## ACTIVITY:
Repeat each record below exactly as it is written.
──────
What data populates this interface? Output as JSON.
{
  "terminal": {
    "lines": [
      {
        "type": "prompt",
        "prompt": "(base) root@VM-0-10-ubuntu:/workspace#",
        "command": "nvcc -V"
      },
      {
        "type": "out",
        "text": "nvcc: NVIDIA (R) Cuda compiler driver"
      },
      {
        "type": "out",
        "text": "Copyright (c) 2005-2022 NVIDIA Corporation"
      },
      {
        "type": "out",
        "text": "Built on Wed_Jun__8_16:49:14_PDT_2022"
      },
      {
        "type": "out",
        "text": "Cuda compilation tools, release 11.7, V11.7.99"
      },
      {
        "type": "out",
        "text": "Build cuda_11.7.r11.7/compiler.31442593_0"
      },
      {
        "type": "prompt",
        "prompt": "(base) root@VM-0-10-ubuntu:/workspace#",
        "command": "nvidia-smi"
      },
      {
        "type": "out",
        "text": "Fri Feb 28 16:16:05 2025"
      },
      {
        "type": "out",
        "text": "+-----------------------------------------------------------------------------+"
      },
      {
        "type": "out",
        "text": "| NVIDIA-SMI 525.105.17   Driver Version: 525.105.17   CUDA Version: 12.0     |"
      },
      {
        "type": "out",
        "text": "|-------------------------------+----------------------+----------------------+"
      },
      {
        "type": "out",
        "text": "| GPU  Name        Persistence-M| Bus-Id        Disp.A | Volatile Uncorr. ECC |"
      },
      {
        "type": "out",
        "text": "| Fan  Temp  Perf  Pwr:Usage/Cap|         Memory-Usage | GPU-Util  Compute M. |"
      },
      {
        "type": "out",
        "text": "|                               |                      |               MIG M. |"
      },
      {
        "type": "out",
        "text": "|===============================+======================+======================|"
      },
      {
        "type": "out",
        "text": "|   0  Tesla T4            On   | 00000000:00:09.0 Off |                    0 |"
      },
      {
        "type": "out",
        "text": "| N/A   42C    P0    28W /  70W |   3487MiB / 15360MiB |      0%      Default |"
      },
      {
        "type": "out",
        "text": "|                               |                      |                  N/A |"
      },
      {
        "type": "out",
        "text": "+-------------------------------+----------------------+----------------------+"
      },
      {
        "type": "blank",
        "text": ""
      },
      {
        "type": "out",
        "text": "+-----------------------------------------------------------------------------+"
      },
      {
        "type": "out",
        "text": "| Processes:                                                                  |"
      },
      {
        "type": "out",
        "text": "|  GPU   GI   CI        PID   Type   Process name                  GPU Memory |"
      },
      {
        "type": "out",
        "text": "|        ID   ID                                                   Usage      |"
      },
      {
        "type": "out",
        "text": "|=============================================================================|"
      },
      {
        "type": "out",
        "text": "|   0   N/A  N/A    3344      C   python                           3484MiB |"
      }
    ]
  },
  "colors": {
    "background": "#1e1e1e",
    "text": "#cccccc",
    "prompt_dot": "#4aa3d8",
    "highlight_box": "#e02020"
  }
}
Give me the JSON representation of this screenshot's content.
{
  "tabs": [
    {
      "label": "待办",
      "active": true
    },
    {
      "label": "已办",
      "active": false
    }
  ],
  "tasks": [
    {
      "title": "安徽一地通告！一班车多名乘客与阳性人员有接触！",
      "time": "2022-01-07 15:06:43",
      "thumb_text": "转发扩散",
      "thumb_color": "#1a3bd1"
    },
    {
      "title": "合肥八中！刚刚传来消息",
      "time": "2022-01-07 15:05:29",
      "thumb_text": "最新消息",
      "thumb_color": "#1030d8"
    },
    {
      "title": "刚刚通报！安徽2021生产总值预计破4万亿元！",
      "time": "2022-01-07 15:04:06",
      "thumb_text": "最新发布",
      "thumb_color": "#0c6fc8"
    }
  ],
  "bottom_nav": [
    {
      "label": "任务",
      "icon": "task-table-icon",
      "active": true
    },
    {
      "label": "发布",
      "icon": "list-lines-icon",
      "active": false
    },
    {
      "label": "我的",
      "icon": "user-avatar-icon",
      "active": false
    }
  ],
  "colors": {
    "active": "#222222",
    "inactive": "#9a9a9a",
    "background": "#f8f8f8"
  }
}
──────
## WRITTEN ANSWER:
What data populates this interface? Output as JSON.
{
  "terminal": {
    "lines": [
      {
        "type": "prompt",
        "prompt": "(base) root@VM-0-10-ubuntu:/workspace#",
        "command": "nvcc -V"
      },
      {
        "type": "out",
        "text": "nvcc: NVIDIA (R) Cuda compiler driver"
      },
      {
        "type": "out",
        "text": "Copyright (c) 2005-2022 NVIDIA Corporation"
      },
      {
        "type": "out",
        "text": "Built on Wed_Jun__8_16:49:14_PDT_2022"
      },
      {
        "type": "out",
        "text": "Cuda compilation tools, release 11.7, V11.7.99"
      },
      {
        "type": "out",
        "text": "Build cuda_11.7.r11.7/compiler.31442593_0"
      },
      {
        "type": "prompt",
        "prompt": "(base) root@VM-0-10-ubuntu:/workspace#",
        "command": "nvidia-smi"
      },
      {
        "type": "out",
        "text": "Fri Feb 28 16:16:05 2025"
      },
      {
        "type": "out",
        "text": "+-----------------------------------------------------------------------------+"
      },
      {
        "type": "out",
        "text": "| NVIDIA-SMI 525.105.17   Driver Version: 525.105.17   CUDA Version: 12.0     |"
      },
      {
        "type": "out",
        "text": "|-------------------------------+----------------------+----------------------+"
      },
      {
        "type": "out",
        "text": "| GPU  Name        Persistence-M| Bus-Id        Disp.A | Volatile Uncorr. ECC |"
      },
      {
        "type": "out",
        "text": "| Fan  Temp  Perf  Pwr:Usage/Cap|         Memory-Usage | GPU-Util  Compute M. |"
      },
      {
        "type": "out",
        "text": "|                               |                      |               MIG M. |"
      },
      {
        "type": "out",
        "text": "|===============================+======================+======================|"
      },
      {
        "type": "out",
        "text": "|   0  Tesla T4            On   | 00000000:00:09.0 Off |                    0 |"
      },
      {
        "type": "out",
        "text": "| N/A   42C    P0    28W /  70W |   3487MiB / 15360MiB |      0%      Default |"
      },
      {
        "type": "out",
        "text": "|                               |                      |                  N/A |"
      },
      {
        "type": "out",
        "text": "+-------------------------------+----------------------+----------------------+"
      },
      {
        "type": "blank",
        "text": ""
      },
      {
        "type": "out",
        "text": "+-----------------------------------------------------------------------------+"
      },
      {
        "type": "out",
        "text": "| Processes:                                                                  |"
      },
      {
        "type": "out",
        "text": "|  GPU   GI   CI        PID   Type   Process name                  GPU Memory |"
      },
      {
        "type": "out",
        "text": "|        ID   ID                                                   Usage      |"
      },
      {
        "type": "out",
        "text": "|=============================================================================|"
      },
      {
        "type": "out",
        "text": "|   0   N/A  N/A    3344      C   python                           3484MiB |"
      }
    ]
  },
  "colors": {
    "background": "#1e1e1e",
    "text": "#cccccc",
    "prompt_dot": "#4aa3d8",
    "highlight_box": "#e02020"
  }
}
Give me the JSON representation of this screenshot's content.
{
  "tabs": [
    {
      "label": "待办",
      "active": true
    },
    {
      "label": "已办",
      "active": false
    }
  ],
  "tasks": [
    {
      "title": "安徽一地通告！一班车多名乘客与阳性人员有接触！",
      "time": "2022-01-07 15:06:43",
      "thumb_text": "转发扩散",
      "thumb_color": "#1a3bd1"
    },
    {
      "title": "合肥八中！刚刚传来消息",
      "time": "2022-01-07 15:05:29",
      "thumb_text": "最新消息",
      "thumb_color": "#1030d8"
    },
    {
      "title": "刚刚通报！安徽2021生产总值预计破4万亿元！",
      "time": "2022-01-07 15:04:06",
      "thumb_text": "最新发布",
      "thumb_color": "#0c6fc8"
    }
  ],
  "bottom_nav": [
    {
      "label": "任务",
      "icon": "task-table-icon",
      "active": true
    },
    {
      "label": "发布",
      "icon": "list-lines-icon",
      "active": false
    },
    {
      "label": "我的",
      "icon": "user-avatar-icon",
      "active": false
    }
  ],
  "colors": {
    "active": "#222222",
    "inactive": "#9a9a9a",
    "background": "#f8f8f8"
  }
}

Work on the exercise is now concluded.